Resolution of the canal’s status had no impact on the US base at Guantánamo, because the US and Cuba had severed relations, allowing the oldest US military installation on foreign territory to carry on.
Now with the renewal of relations, there is at least a bilateral dialogue for the Guantánamo issue to be addressed, even if not right away. At a State Department press conference Monday, Cuban Foreign Minister Bruno Rodríguez made it clear that Guantánamo will remain a top grievance with the US, while Secretary of State John Kerry waved the issue aside, insisting that for the US, it is off the table.
Yet even if history – and, in particular, the case of the Panama Canal – argue that change can come to long-observed policies, regional experts largely concur that Guantánamo's status won’t change quickly.
For one thing, the intense polarization of Congress today makes the divisions that fueled the Panama Canal debate seem mild in comparison, some say. “With Congress as it is today, nothing is going to go forward on Cuba, certainly not Guantánamo,” says FIU’s Gamarra.

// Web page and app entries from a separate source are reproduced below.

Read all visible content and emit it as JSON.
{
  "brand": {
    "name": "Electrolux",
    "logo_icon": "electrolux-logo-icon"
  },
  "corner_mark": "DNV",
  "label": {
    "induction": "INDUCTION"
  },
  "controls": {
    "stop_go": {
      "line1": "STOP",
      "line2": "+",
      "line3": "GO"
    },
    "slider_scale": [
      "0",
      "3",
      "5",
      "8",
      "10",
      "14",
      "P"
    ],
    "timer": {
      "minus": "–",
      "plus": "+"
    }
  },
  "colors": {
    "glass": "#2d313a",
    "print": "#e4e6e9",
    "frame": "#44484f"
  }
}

“Congress is much more unyielding than at the time of the canal debate,” says Hakim. “That’s going to slow things down.”
Another complicating issue is the fate of the US detention facility at Guantánamo, where the US holds international terrorism suspects. President Obama signed an executive order on Day 2 of his administration, directing the facility to be closed within the year. But the bipartisan consensus for such a move soon eroded after uproars over where detainees should be moved and how they should be tried. The GOP takeover of the Senate in 2015 and ongoing Pentagon resistance to closure have further dimmed prospects that Mr. Obama can achieve that goal.
The US military also uses the base to conduct counternarcotics operations in the Caribbean and to keep an eye out for human-trafficking activities, while military officials say the base serves as a key component of US disaster relief activities in the Caribbean basin.
The White House has also played a role in complicating the case for Guantánamo’s eventual return to Cuban sovereignty by arguing that a change in Guantanamo’s status is not envisioned in Obama’s opening to Cuba. In January, shortly after Obama announced his intention to normalize relations, National Security Council spokeswoman Bernadette Meehan stated that “we consider [Guantánamo] important to US national security.”
As if all the reasons on the US side weren’t enough, both Gamarra and Hakim say they see very little indication that the Cuban government will be willing to make the kinds of changes in political organization and economics that would reassure the US and prompt a groundswell of support for Guantánamo’s return to Cuban sovereignty.
Some movement by the Cuban government to loosen controls on freedom of expression, end the harassment of political dissidents, and expand opportunities for Cubans to participate in the economy could start to reassure the US that Cuba is evolving. But they add that, so far, Cuba is showing few signs of making such an effort.
“Clearly the US has gone the extra mile at the outset in proceeding with normalization, but further big steps like returning Guantánamo will hinge on the Cubans making some political and economic openings,” says Hakim.
“That’s the only way to build up the kinds of majorities you’d need in Congress to move that forward,” he adds. “But the Cubans have proven for decades that they are very slow to make those kinds changes, and I don’t see that fundamentally changing now.”